Incorporating Proper Shading Into Your LandscapeMay 27, 2009
Everyone loves a beautifully landscaped yard. It provides a lovely, welcoming setting for your home. Many times, homeowners don’t realize that with some basic knowledge about their home and gardening, creativity and planning, their beautiful landscaping can actually save them money on their energy bills. Heat absorbed from the sun comes through your windows and roofs and can increase your air conditioner use. Incorporating shading concepts into your landscape design can help reduce this solar heat gain, reducing your cooling costs.
To use shade effectively you need to know some basics about your home and its setting. Look at the size, shape and location of the moving shadow that moves over your house during the day. You will also need to know what type of landscape strategies will work best in your regional climate and microclimate.
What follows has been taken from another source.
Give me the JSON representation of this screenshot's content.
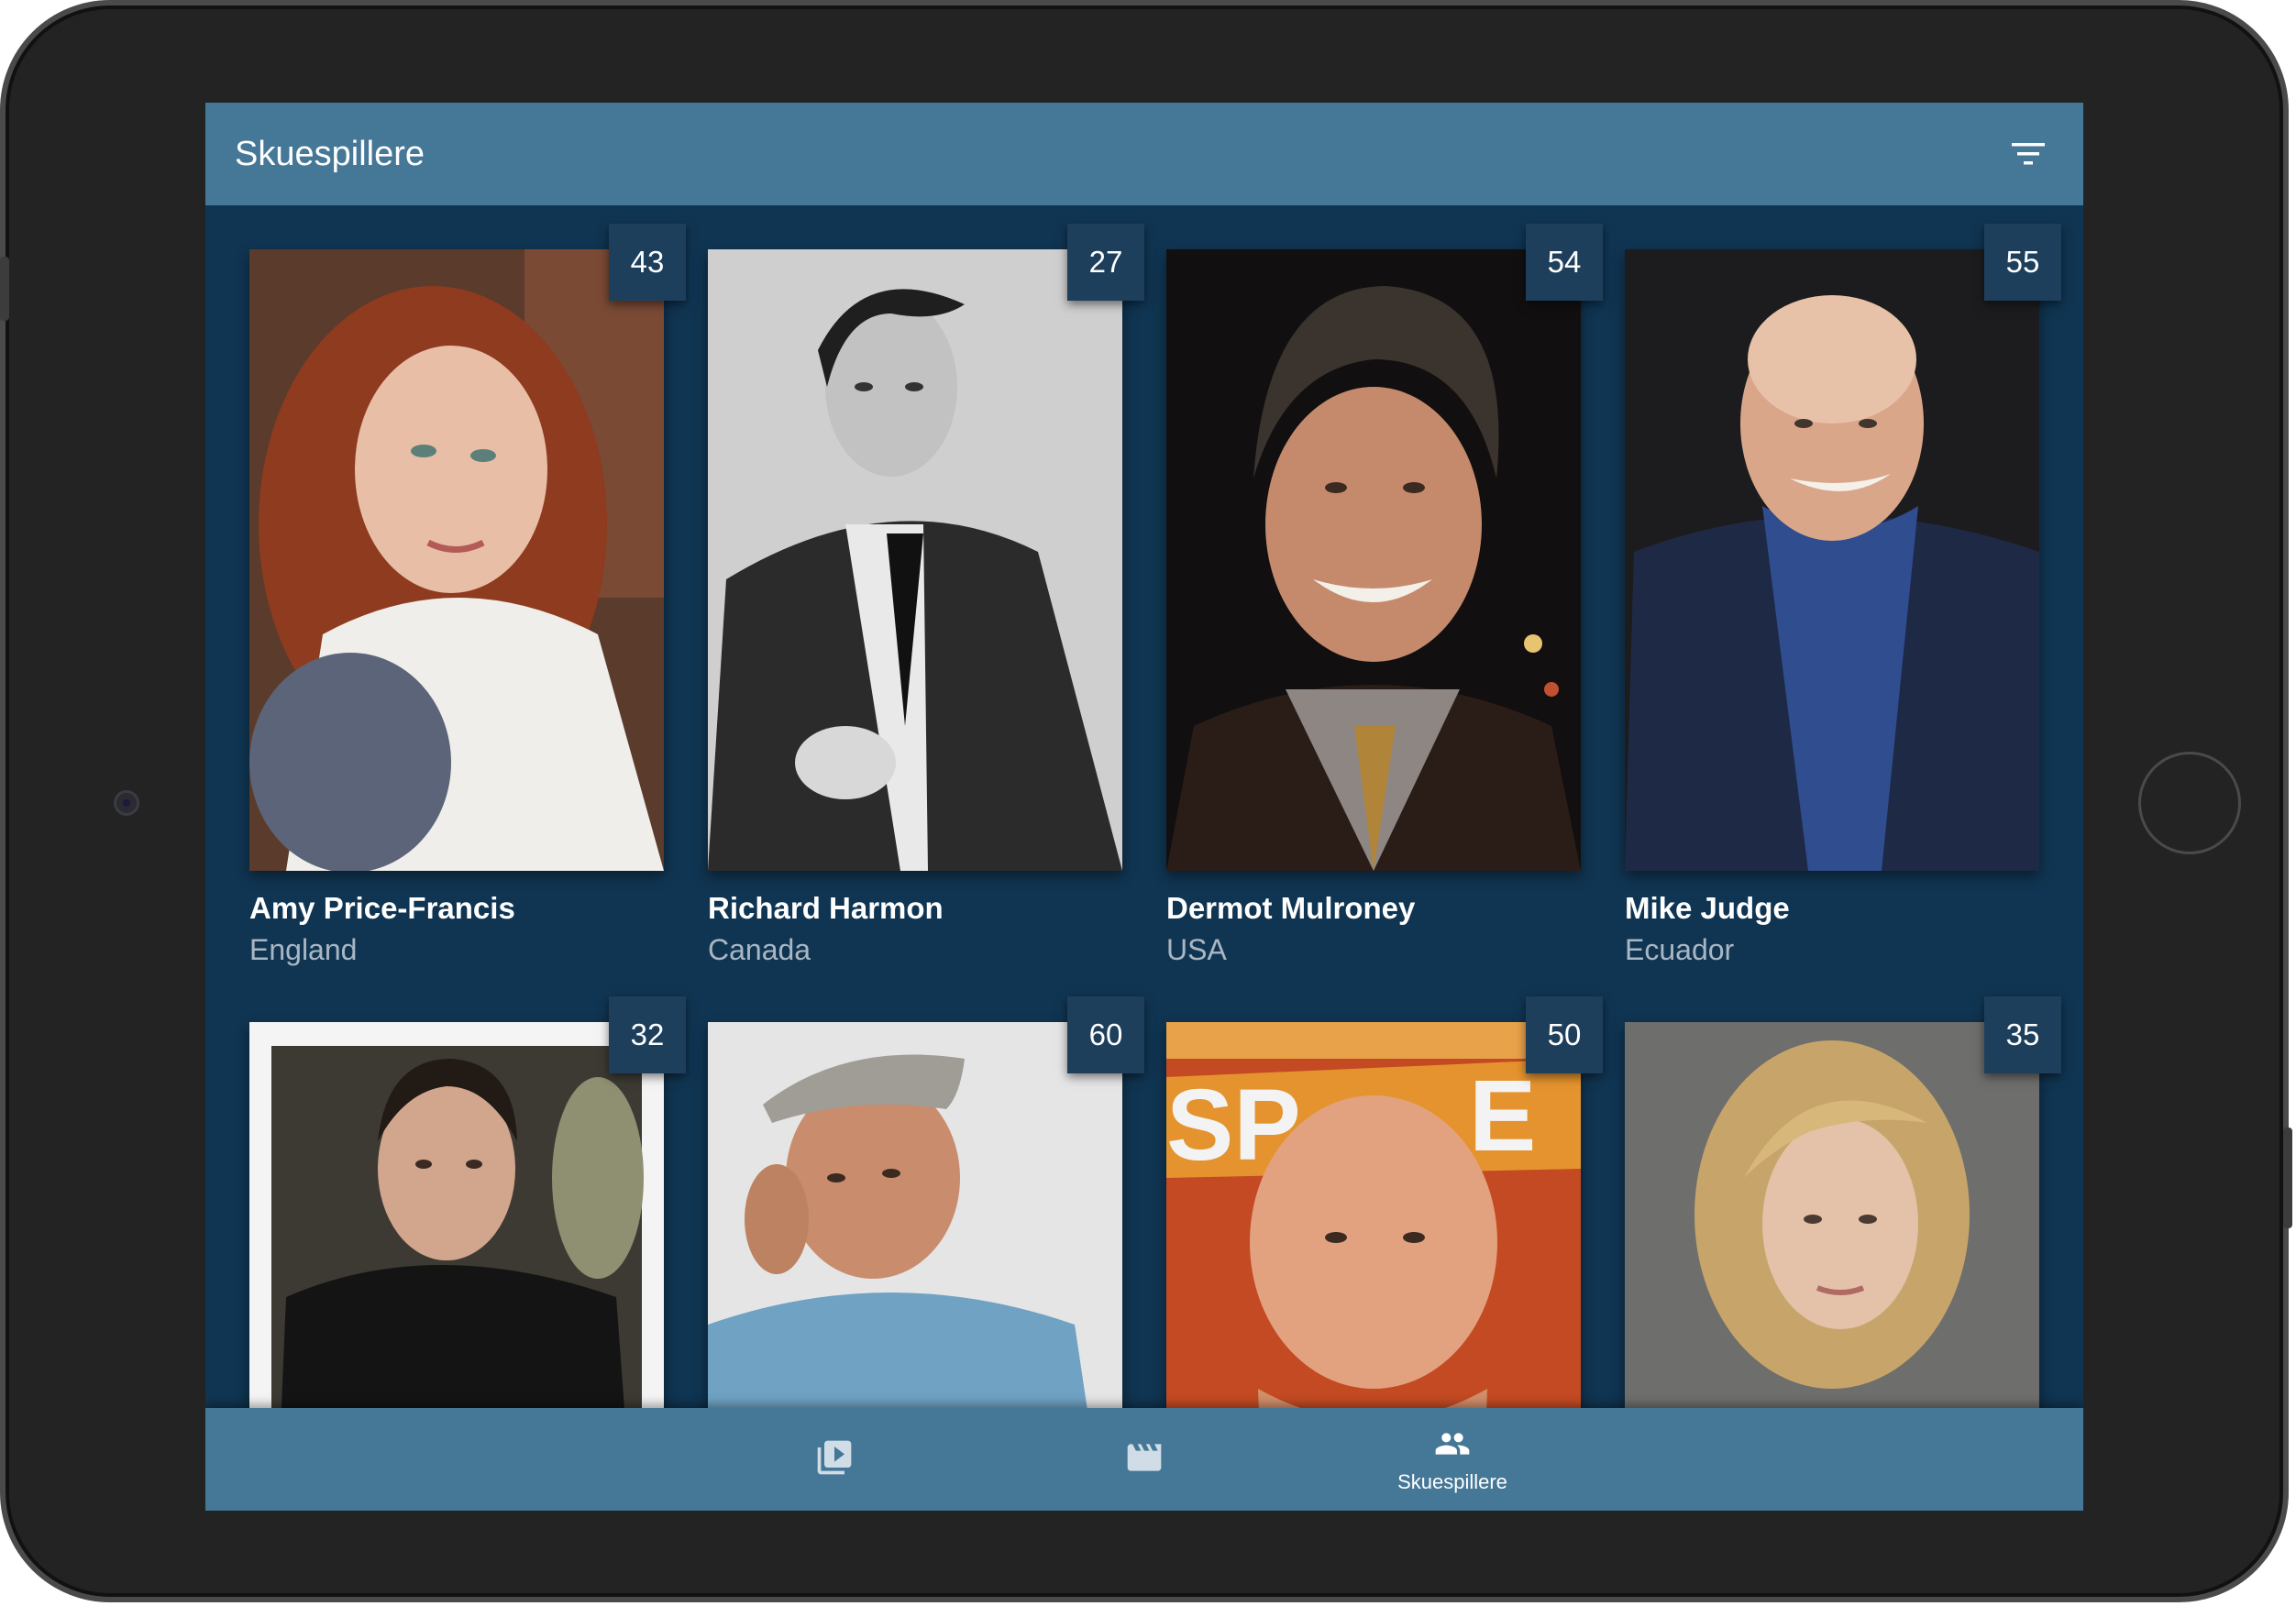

You can go to the Energy Savers website to get this information.
Shading can reduce the surrounding air temperatures by as much as nine degrees Fahrenheit. Because cool air settles near the ground, air temperatures directly under trees can be as much as 25 degrees Fahrenheit cooler than temperatures above nearby blacktop.
Selecting trees does require some know-how. Look for appropriate sizes, densities, and shapes for almost any shading application. For example use trees that lose their leaves in the fall to cool your house in the summer but allow the sun to come through in the winter for additional heating. To provide year-round shade or to block heavy or cold winds, use dense trees such as evergreens and shrubs.
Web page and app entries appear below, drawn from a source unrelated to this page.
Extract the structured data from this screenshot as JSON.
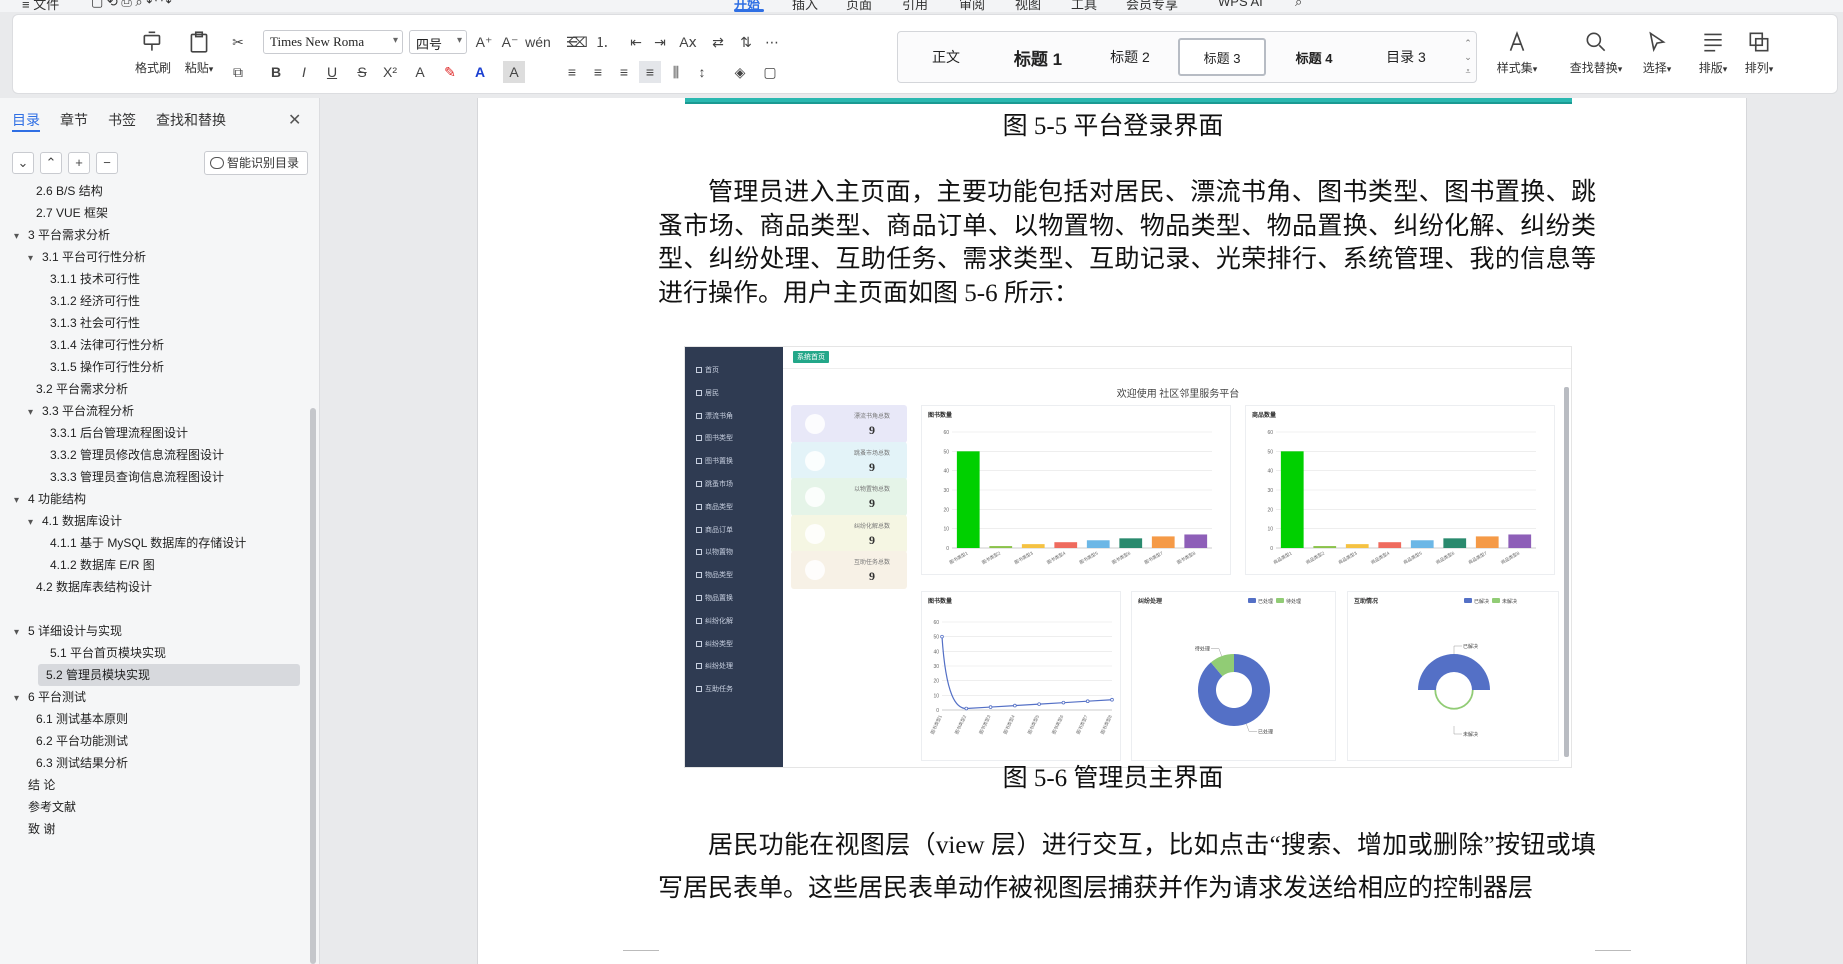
{
  "topbar": {
    "tabs": [
      "≡ 文件",
      "开始",
      "插入",
      "页面",
      "引用",
      "审阅",
      "视图",
      "工具",
      "会员专享",
      "WPS AI"
    ],
    "active_tab": "开始"
  },
  "ribbon": {
    "format_painter": "格式刷",
    "paste": "粘贴",
    "font_name": "Times New Roma",
    "font_size": "四号",
    "styles": [
      "正文",
      "标题 1",
      "标题 2",
      "标题 3",
      "标题 4",
      "目录 3"
    ],
    "selected_style": "标题 3",
    "style_set": "样式集",
    "find_replace": "查找替换",
    "select": "选择",
    "typeset": "排版",
    "arrange": "排列"
  },
  "navpane": {
    "tabs": [
      "目录",
      "章节",
      "书签",
      "查找和替换"
    ],
    "active_tab": "目录",
    "smart_toc_button": "智能识别目录",
    "toc": [
      {
        "label": "2.6 B/S 结构",
        "level": 2
      },
      {
        "label": "2.7 VUE 框架",
        "level": 2
      },
      {
        "label": "3 平台需求分析",
        "level": 1,
        "expanded": true
      },
      {
        "label": "3.1 平台可行性分析",
        "level": 2,
        "expanded": true
      },
      {
        "label": "3.1.1 技术可行性",
        "level": 3
      },
      {
        "label": "3.1.2 经济可行性",
        "level": 3
      },
      {
        "label": "3.1.3 社会可行性",
        "level": 3
      },
      {
        "label": "3.1.4 法律可行性分析",
        "level": 3
      },
      {
        "label": "3.1.5 操作可行性分析",
        "level": 3
      },
      {
        "label": "3.2  平台需求分析",
        "level": 2
      },
      {
        "label": "3.3  平台流程分析",
        "level": 2,
        "expanded": true
      },
      {
        "label": "3.3.1 后台管理流程图设计",
        "level": 3
      },
      {
        "label": "3.3.2 管理员修改信息流程图设计",
        "level": 3
      },
      {
        "label": "3.3.3 管理员查询信息流程图设计",
        "level": 3
      },
      {
        "label": "4 功能结构",
        "level": 1,
        "expanded": true
      },
      {
        "label": "4.1  数据库设计",
        "level": 2,
        "expanded": true
      },
      {
        "label": "4.1.1  基于 MySQL 数据库的存储设计",
        "level": 3
      },
      {
        "label": "4.1.2  数据库 E/R 图",
        "level": 3
      },
      {
        "label": "4.2  数据库表结构设计",
        "level": 2
      },
      {
        "label": "",
        "level": 1
      },
      {
        "label": "5 详细设计与实现",
        "level": 1,
        "expanded": true
      },
      {
        "label": "5.1 平台首页模块实现",
        "level": 3
      },
      {
        "label": "5.2 管理员模块实现",
        "level": 3,
        "selected": true
      },
      {
        "label": "6  平台测试",
        "level": 1,
        "expanded": true
      },
      {
        "label": "6.1  测试基本原则",
        "level": 2
      },
      {
        "label": "6.2  平台功能测试",
        "level": 2
      },
      {
        "label": "6.3  测试结果分析",
        "level": 2
      },
      {
        "label": "结  论",
        "level": 1
      },
      {
        "label": "参考文献",
        "level": 1
      },
      {
        "label": "致  谢",
        "level": 1
      }
    ]
  },
  "document": {
    "caption_1": "图 5-5 平台登录界面",
    "paragraph_1": "管理员进入主页面，主要功能包括对居民、漂流书角、图书类型、图书置换、跳蚤市场、商品类型、商品订单、以物置物、物品类型、物品置换、纠纷化解、纠纷类型、纠纷处理、互助任务、需求类型、互助记录、光荣排行、系统管理、我的信息等进行操作。用户主页面如图 5-6 所示：",
    "caption_2": "图 5-6 管理员主界面",
    "paragraph_2": "居民功能在视图层（view 层）进行交互，比如点击“搜索、增加或删除”按钮或填写居民表单。这些居民表单动作被视图层捕获并作为请求发送给相应的控制器层"
  },
  "figure": {
    "badge": "系统首页",
    "welcome": "欢迎使用 社区邻里服务平台",
    "menu": [
      "首页",
      "居民",
      "漂流书角",
      "图书类型",
      "图书置换",
      "跳蚤市场",
      "商品类型",
      "商品订单",
      "以物置物",
      "物品类型",
      "物品置换",
      "纠纷化解",
      "纠纷类型",
      "纠纷处理",
      "互助任务"
    ],
    "stats": [
      {
        "label": "漂流书角总数",
        "value": "9",
        "color": "#e8e8f8"
      },
      {
        "label": "跳蚤市场总数",
        "value": "9",
        "color": "#e3f3f8"
      },
      {
        "label": "以物置物总数",
        "value": "9",
        "color": "#e5f4e8"
      },
      {
        "label": "纠纷化解总数",
        "value": "9",
        "color": "#f5f6e3"
      },
      {
        "label": "互助任务总数",
        "value": "9",
        "color": "#f7f1e6"
      }
    ],
    "panel_titles": [
      "图书数量",
      "商品数量",
      "图书数量",
      "纠纷处理",
      "互助情况"
    ],
    "donut_legend_1": [
      "已处理",
      "待处理"
    ],
    "donut_labels_1": [
      "待处理",
      "已处理"
    ],
    "donut_legend_2": [
      "已解决",
      "未解决"
    ],
    "donut_labels_2": [
      "未解决",
      "已解决"
    ]
  },
  "chart_data": [
    {
      "type": "bar",
      "title": "图书数量",
      "categories": [
        "图书类型1",
        "图书类型2",
        "图书类型3",
        "图书类型4",
        "图书类型5",
        "图书类型6",
        "图书类型7",
        "图书类型8"
      ],
      "values": [
        50,
        1,
        2,
        3,
        4,
        5,
        6,
        7
      ],
      "colors": [
        "#00d000",
        "#8bc34a",
        "#f5c242",
        "#ef6b5e",
        "#6cb7e6",
        "#2a8a6e",
        "#f59a47",
        "#8e5fb8"
      ],
      "ylim": [
        0,
        60
      ],
      "yticks": [
        0,
        10,
        20,
        30,
        40,
        50,
        60
      ]
    },
    {
      "type": "bar",
      "title": "商品数量",
      "categories": [
        "商品类型1",
        "商品类型2",
        "商品类型3",
        "商品类型4",
        "商品类型5",
        "商品类型6",
        "商品类型7",
        "商品类型8"
      ],
      "values": [
        50,
        1,
        2,
        3,
        4,
        5,
        6,
        7
      ],
      "colors": [
        "#00d000",
        "#8bc34a",
        "#f5c242",
        "#ef6b5e",
        "#6cb7e6",
        "#2a8a6e",
        "#f59a47",
        "#8e5fb8"
      ],
      "ylim": [
        0,
        60
      ],
      "yticks": [
        0,
        10,
        20,
        30,
        40,
        50,
        60
      ]
    },
    {
      "type": "line",
      "title": "图书数量",
      "categories": [
        "图书类型1",
        "图书类型2",
        "图书类型3",
        "图书类型4",
        "图书类型5",
        "图书类型6",
        "图书类型7",
        "图书类型8"
      ],
      "values": [
        50,
        1,
        2,
        3,
        4,
        5,
        6,
        7
      ],
      "color": "#5470c6",
      "ylim": [
        0,
        60
      ],
      "yticks": [
        0,
        10,
        20,
        30,
        40,
        50,
        60
      ]
    },
    {
      "type": "pie",
      "title": "纠纷处理",
      "labels": [
        "已处理",
        "待处理"
      ],
      "values": [
        8,
        1
      ],
      "colors": [
        "#5470c6",
        "#91cc75"
      ]
    },
    {
      "type": "pie",
      "title": "互助情况",
      "labels": [
        "已解决",
        "未解决"
      ],
      "values": [
        1,
        1
      ],
      "colors": [
        "#5470c6",
        "#91cc75"
      ]
    }
  ]
}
It is recommended to plant slower growing trees even though it may take several years before you begin to see the shading benefits. In general, slower growing trees tend to live longer and have stronger branches, which is important in windy or snowy regions and if they are close to your home. Also, slow growing trees will be more drought resistant.
Usually, depending on the species and the home, a deciduous tree – a tree that loses its leaves in the fall – should begin shading your windows in the first year. Usually they will shade the roof in five to ten years.
An added benefit to landscaping is that trees, shrubs and groundcover will shade the ground and pavement around the home and reduces heat radiation and cools the air before it reaches your home. Shrubs around a home can also be a great barrier against hard and cold winds in the winter season. Be sure not to plant shrubs too closely to the home where wetness and humidity can become a problem. Keep a distance between the shrubs and the house to allow air to circulate to keep the home and ground around the home reasonably dry.